On the matter of “restlessness,” Chuck Swindoll, in his book Killing Giants, Pulling Thorns, writes: “Busyness rapes relationships. It substitutes shallow frenzy for deep friendship. It promises satisfying dreams, but delivers hollow nightmares. It feeds the ego but starves the inner man. It fills the calendar but fractures the family. It cultivates a program, but plows under priorities.” The matter of the harried and hurried home should alarm us, but it often goes unnoticed – we’re too busy to see the signs.

Beginning this Sunday, we will look at the matter of the Little House on the Freeway, which is based on the research and insights of Dr. Tim Kimmel. We are going to look at the causes and the challenges of the restless lifestyles we’ve adopted for ourselves; and, we’re going to consider God’s gift of “rest” that comes to us through a faith relationship that opens our hearts to contentment, intimacy, and service. The challenge of the “hurried home” comes from the reality of our contemporary Americana on steroids:

  • Our culture values it. We have new technologies that were supposed to give us rest in our efforts; instead, we’ve filled in any “time savings” with more activities. It’s hard to “rest” when you’re busily making your way through the “rat race” of the “human race.”
  • Business rewards it. Working for a salary rather than by the hour has its rewards – none greater than the company’s rewards. The salary gives the company permission to expect workers at their beck-and-call. Working from home means you’re never a few steps from the “office.” It’s hard to “rest” when the job is with you wherever you go.
  • The media exploits it. Ever hear of a news story where the subject is recognized for not being busy or not tending to a lengthy list of accomplishments? I haven’t. Our media reflects the value of our culture; busier is more productive…and that’s what gets noticed. There used to be reports on how people take life easy, but they’ve been replaced by the marathons and races run by the productive and the busy.
  • Sometimes the church encourages it. Even among God’s people, there is this tendency to require more and more from less and less. While the old “80/20 Rule” has been around (20% of the people do 80% of the work) for a long time, that doesn’t make it right. It’s hard for a home to find rest when even its faith-community has Dad going in one direction, Mom in another, and the kids going to the four winds.
  • Our egos demand it. Let’s be honest, we choose to be busy. We like to draw up and complete pages of “to-do lists,” check off the boxes as we hastily make our way through our days – which, too often, include Sundays…you know…the day of Sabbath “rest.”

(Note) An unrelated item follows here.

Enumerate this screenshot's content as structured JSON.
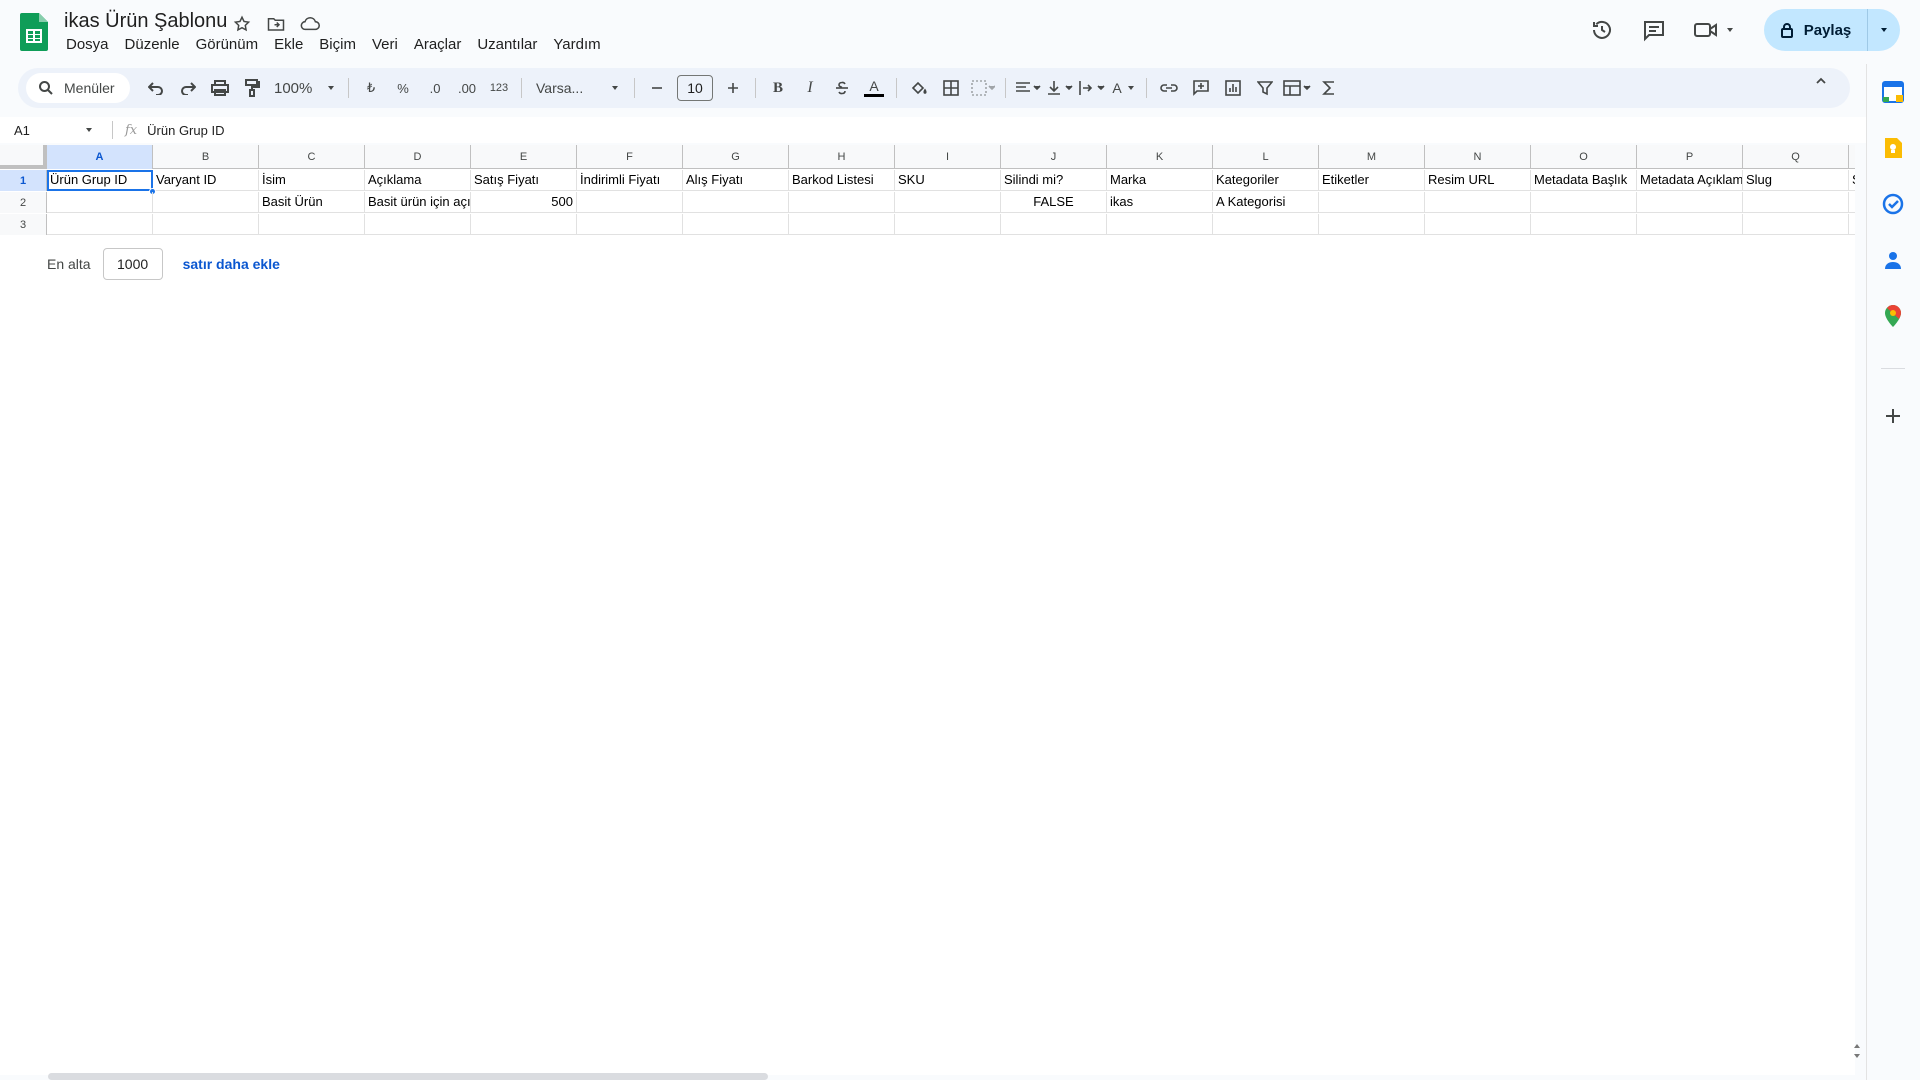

The “bare necessities” of a home that seeks rest are:

  1. A “forgiving spirit” – A person who is unable or unwilling to forgive can never be truly at rest.
  2. “Living within the limits” – Whether we realize it or not, when we decide to walk away from God’s Word and the clear boundaries it establishes for our lives, we are walking into “no man’s land.”
  3. An “eternal perspective” – The soul that shares the body lives beyond the tomb, and its eternal destination has a time influence on our day-to-day perspective.
  4. Learning to “serve while suffering” – Jesus knew that rest doesn’t come in serving yourself but in serving others.
  5. By “managing your expectations” – The more we measure our significance by other people’s accomplishments and acquisitions, the less we’ll be able to feel at rest in our daily lives.
  6. Learning to “manage your strengths” – Stewardship is the conscientious management of the things that really matter.

Join us for the rest of the Sundays in September as we discover God’s “rest” for the “little house on the freeway.”